Published Jan 19, 2009If you thought the last album from these Cali-gore-grinders, Karma.Bloody.Karma, was intense, well, it was. And somehow The Harvest Floor is even worse, um, better. If sewer-level grind burbling up out of the gas tank of that doctor who was busted using human fat to power his car is your bag, that is. And, hey, seize the day; I love this stuff, and anyone else who worships at the altar of early Carcass, underground crusty grind and old school death metal will too. Boasting a Billy Anderson production that the man himself claims is one of his finest, the album finds the grotesque vocals of Travis Ryan doing battle with the obscenely cool drumming of new kid on the chopping block David McGraw (check out the crazy playing on album opener and highlight "The Gardeners of Eden"). Be it the end-of-days grind of "We are Horrible People," the noisy technicality and/or downtrodden sludge found within "The Ripe Beneath the Rind" or the title track's melodic ambience, this band have never sounded so confident and secure in who they are. They've risen from the crust/grind underbelly and with The Harvest Floor, Cattle Decapitation are set to do battle with the greats of death metal.
You've had the album completed for a little while but waited to release it. How come?
Ryan: We would have had to tour through the beginning of winter. It's too scary. I'm in a vegetarian death metal band; I don't really give a shit about sounding like a pussy. We're fucking sick of people dying. It's fucked up out there. Why? So we can show up at a place and have half the crowd fucking flipping us off?

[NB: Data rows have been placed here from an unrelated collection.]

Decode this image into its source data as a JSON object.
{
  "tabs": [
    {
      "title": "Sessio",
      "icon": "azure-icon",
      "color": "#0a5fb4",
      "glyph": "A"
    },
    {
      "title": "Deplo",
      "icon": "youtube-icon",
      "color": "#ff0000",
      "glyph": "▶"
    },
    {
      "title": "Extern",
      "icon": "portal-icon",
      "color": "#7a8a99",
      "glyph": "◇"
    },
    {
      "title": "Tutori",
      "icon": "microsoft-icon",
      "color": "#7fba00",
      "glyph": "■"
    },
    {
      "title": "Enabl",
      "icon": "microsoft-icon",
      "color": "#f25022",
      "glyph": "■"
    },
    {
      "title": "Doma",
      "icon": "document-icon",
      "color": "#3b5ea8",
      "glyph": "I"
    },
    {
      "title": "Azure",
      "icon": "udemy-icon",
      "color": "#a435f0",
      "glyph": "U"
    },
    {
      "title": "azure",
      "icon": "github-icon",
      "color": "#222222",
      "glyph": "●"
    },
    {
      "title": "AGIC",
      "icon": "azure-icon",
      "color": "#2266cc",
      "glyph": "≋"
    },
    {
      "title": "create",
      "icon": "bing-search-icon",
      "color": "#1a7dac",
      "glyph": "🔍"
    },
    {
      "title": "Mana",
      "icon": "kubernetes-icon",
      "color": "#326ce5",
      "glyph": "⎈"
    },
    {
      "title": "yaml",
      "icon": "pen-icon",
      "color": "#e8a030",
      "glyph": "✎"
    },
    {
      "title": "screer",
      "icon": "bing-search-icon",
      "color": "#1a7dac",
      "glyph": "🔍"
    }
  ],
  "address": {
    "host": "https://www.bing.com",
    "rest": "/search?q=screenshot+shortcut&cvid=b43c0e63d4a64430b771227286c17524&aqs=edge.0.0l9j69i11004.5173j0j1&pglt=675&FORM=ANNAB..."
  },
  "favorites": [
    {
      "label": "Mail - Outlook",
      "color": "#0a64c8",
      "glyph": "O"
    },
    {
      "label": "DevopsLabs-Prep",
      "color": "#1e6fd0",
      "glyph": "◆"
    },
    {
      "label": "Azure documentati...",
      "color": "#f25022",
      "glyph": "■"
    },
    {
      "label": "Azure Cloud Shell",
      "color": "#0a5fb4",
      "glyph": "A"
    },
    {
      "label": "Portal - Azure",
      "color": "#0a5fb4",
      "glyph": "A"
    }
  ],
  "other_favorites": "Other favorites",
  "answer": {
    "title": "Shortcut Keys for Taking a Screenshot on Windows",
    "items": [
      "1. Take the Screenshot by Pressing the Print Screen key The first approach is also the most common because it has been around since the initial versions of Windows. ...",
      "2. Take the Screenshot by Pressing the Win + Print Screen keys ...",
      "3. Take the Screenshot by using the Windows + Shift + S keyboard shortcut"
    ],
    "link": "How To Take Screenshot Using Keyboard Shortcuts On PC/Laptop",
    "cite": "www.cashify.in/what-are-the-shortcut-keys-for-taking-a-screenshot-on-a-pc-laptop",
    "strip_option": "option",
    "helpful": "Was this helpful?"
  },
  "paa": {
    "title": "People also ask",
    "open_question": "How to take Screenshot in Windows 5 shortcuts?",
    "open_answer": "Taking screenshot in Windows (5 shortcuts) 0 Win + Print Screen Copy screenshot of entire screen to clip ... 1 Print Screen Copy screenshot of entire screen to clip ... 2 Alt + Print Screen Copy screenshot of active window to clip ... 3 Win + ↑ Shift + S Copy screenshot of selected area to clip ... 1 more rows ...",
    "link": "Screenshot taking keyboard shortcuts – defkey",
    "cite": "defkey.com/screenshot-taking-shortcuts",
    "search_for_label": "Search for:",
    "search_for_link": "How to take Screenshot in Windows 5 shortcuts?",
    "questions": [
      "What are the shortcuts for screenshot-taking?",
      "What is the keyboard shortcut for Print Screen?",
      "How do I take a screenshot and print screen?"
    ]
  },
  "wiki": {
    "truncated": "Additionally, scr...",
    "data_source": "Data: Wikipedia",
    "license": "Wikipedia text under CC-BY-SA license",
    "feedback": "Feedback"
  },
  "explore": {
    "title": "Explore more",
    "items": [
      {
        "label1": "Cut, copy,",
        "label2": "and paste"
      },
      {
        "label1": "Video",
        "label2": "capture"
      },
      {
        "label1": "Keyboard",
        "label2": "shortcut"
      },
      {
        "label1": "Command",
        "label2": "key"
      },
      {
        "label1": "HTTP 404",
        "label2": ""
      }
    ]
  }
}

Speaking of you being a vegetarian death metal band, I understand that's something you don't really want to talk about anymore.
I totally understand that it's something you guys can grab on to and work with. We're always up for talking about it. I've just noticed the second it does come up in an interview, the rest of the questions are all going to be based on that. It's awesome but we're a band.
The band sound confident and ready on the album. What can people expect to see live?
Every show we've ever done has been kind of DIY; we don't have set lists, we just go, "What's next? This one? Okay." But this time we actually have a real set ready to go and we forked over the money for a sampler. So now we have a real rocking set, I guess. (Metal Blade)